----- Data records -----

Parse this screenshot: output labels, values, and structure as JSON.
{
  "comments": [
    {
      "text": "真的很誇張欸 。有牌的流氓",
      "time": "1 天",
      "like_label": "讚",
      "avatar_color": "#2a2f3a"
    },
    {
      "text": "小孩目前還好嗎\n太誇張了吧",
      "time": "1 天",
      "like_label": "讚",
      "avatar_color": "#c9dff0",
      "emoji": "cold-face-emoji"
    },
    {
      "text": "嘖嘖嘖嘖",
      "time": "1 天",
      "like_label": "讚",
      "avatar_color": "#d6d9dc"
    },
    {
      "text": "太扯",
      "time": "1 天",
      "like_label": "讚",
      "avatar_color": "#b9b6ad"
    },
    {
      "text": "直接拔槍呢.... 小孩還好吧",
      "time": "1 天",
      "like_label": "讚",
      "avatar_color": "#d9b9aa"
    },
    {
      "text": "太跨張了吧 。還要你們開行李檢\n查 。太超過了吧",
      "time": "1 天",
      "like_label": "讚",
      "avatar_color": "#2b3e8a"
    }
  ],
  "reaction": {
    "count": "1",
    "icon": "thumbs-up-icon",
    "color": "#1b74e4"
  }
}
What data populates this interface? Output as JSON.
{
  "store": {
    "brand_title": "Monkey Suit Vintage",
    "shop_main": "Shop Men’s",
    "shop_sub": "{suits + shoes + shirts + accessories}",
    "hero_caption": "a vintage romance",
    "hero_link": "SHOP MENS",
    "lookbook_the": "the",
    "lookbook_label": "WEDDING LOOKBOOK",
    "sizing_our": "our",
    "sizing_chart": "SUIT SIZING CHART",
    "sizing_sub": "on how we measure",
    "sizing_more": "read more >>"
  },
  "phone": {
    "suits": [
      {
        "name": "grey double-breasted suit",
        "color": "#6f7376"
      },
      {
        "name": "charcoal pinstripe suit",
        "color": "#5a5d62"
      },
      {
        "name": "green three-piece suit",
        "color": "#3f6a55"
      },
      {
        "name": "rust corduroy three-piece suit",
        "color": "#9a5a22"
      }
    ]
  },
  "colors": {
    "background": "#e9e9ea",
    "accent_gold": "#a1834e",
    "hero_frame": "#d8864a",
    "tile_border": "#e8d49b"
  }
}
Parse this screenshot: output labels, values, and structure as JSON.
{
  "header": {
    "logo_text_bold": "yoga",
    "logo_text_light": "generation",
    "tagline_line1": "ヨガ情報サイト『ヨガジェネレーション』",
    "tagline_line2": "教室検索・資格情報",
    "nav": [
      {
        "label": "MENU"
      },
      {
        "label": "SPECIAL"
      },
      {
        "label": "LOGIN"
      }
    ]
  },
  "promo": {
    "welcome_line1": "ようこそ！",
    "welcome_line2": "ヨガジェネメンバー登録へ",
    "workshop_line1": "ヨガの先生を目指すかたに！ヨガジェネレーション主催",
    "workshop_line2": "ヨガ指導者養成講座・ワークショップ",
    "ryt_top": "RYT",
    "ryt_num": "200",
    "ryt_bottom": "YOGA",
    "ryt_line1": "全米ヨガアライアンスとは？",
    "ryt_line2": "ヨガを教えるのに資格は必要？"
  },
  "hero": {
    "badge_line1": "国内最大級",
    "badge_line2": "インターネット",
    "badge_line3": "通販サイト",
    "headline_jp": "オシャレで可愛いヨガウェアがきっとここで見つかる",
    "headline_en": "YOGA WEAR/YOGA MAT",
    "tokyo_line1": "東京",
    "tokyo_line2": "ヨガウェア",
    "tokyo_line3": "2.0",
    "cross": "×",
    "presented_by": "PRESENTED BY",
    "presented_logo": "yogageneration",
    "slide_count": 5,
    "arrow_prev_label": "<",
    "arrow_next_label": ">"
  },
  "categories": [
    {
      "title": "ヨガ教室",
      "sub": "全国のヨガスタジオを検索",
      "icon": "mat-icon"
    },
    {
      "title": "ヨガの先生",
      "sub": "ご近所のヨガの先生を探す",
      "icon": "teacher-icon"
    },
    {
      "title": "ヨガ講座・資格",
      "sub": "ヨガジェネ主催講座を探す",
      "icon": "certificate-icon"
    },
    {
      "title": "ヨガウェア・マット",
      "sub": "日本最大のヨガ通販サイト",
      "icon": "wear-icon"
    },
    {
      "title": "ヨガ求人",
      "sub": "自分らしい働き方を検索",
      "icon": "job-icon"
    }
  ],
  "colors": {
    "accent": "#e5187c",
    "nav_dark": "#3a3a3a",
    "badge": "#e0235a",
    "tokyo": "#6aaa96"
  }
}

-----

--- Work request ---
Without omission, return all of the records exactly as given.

--- Result of this exercise ---
Parse this screenshot: output labels, values, and structure as JSON.
{
  "comments": [
    {
      "text": "真的很誇張欸 。有牌的流氓",
      "time": "1 天",
      "like_label": "讚",
      "avatar_color": "#2a2f3a"
    },
    {
      "text": "小孩目前還好嗎\n太誇張了吧",
      "time": "1 天",
      "like_label": "讚",
      "avatar_color": "#c9dff0",
      "emoji": "cold-face-emoji"
    },
    {
      "text": "嘖嘖嘖嘖",
      "time": "1 天",
      "like_label": "讚",
      "avatar_color": "#d6d9dc"
    },
    {
      "text": "太扯",
      "time": "1 天",
      "like_label": "讚",
      "avatar_color": "#b9b6ad"
    },
    {
      "text": "直接拔槍呢.... 小孩還好吧",
      "time": "1 天",
      "like_label": "讚",
      "avatar_color": "#d9b9aa"
    },
    {
      "text": "太跨張了吧 。還要你們開行李檢\n查 。太超過了吧",
      "time": "1 天",
      "like_label": "讚",
      "avatar_color": "#2b3e8a"
    }
  ],
  "reaction": {
    "count": "1",
    "icon": "thumbs-up-icon",
    "color": "#1b74e4"
  }
}
What data populates this interface? Output as JSON.
{
  "store": {
    "brand_title": "Monkey Suit Vintage",
    "shop_main": "Shop Men’s",
    "shop_sub": "{suits + shoes + shirts + accessories}",
    "hero_caption": "a vintage romance",
    "hero_link": "SHOP MENS",
    "lookbook_the": "the",
    "lookbook_label": "WEDDING LOOKBOOK",
    "sizing_our": "our",
    "sizing_chart": "SUIT SIZING CHART",
    "sizing_sub": "on how we measure",
    "sizing_more": "read more >>"
  },
  "phone": {
    "suits": [
      {
        "name": "grey double-breasted suit",
        "color": "#6f7376"
      },
      {
        "name": "charcoal pinstripe suit",
        "color": "#5a5d62"
      },
      {
        "name": "green three-piece suit",
        "color": "#3f6a55"
      },
      {
        "name": "rust corduroy three-piece suit",
        "color": "#9a5a22"
      }
    ]
  },
  "colors": {
    "background": "#e9e9ea",
    "accent_gold": "#a1834e",
    "hero_frame": "#d8864a",
    "tile_border": "#e8d49b"
  }
}
Parse this screenshot: output labels, values, and structure as JSON.
{
  "header": {
    "logo_text_bold": "yoga",
    "logo_text_light": "generation",
    "tagline_line1": "ヨガ情報サイト『ヨガジェネレーション』",
    "tagline_line2": "教室検索・資格情報",
    "nav": [
      {
        "label": "MENU"
      },
      {
        "label": "SPECIAL"
      },
      {
        "label": "LOGIN"
      }
    ]
  },
  "promo": {
    "welcome_line1": "ようこそ！",
    "welcome_line2": "ヨガジェネメンバー登録へ",
    "workshop_line1": "ヨガの先生を目指すかたに！ヨガジェネレーション主催",
    "workshop_line2": "ヨガ指導者養成講座・ワークショップ",
    "ryt_top": "RYT",
    "ryt_num": "200",
    "ryt_bottom": "YOGA",
    "ryt_line1": "全米ヨガアライアンスとは？",
    "ryt_line2": "ヨガを教えるのに資格は必要？"
  },
  "hero": {
    "badge_line1": "国内最大級",
    "badge_line2": "インターネット",
    "badge_line3": "通販サイト",
    "headline_jp": "オシャレで可愛いヨガウェアがきっとここで見つかる",
    "headline_en": "YOGA WEAR/YOGA MAT",
    "tokyo_line1": "東京",
    "tokyo_line2": "ヨガウェア",
    "tokyo_line3": "2.0",
    "cross": "×",
    "presented_by": "PRESENTED BY",
    "presented_logo": "yogageneration",
    "slide_count": 5,
    "arrow_prev_label": "<",
    "arrow_next_label": ">"
  },
  "categories": [
    {
      "title": "ヨガ教室",
      "sub": "全国のヨガスタジオを検索",
      "icon": "mat-icon"
    },
    {
      "title": "ヨガの先生",
      "sub": "ご近所のヨガの先生を探す",
      "icon": "teacher-icon"
    },
    {
      "title": "ヨガ講座・資格",
      "sub": "ヨガジェネ主催講座を探す",
      "icon": "certificate-icon"
    },
    {
      "title": "ヨガウェア・マット",
      "sub": "日本最大のヨガ通販サイト",
      "icon": "wear-icon"
    },
    {
      "title": "ヨガ求人",
      "sub": "自分らしい働き方を検索",
      "icon": "job-icon"
    }
  ],
  "colors": {
    "accent": "#e5187c",
    "nav_dark": "#3a3a3a",
    "badge": "#e0235a",
    "tokyo": "#6aaa96"
  }
}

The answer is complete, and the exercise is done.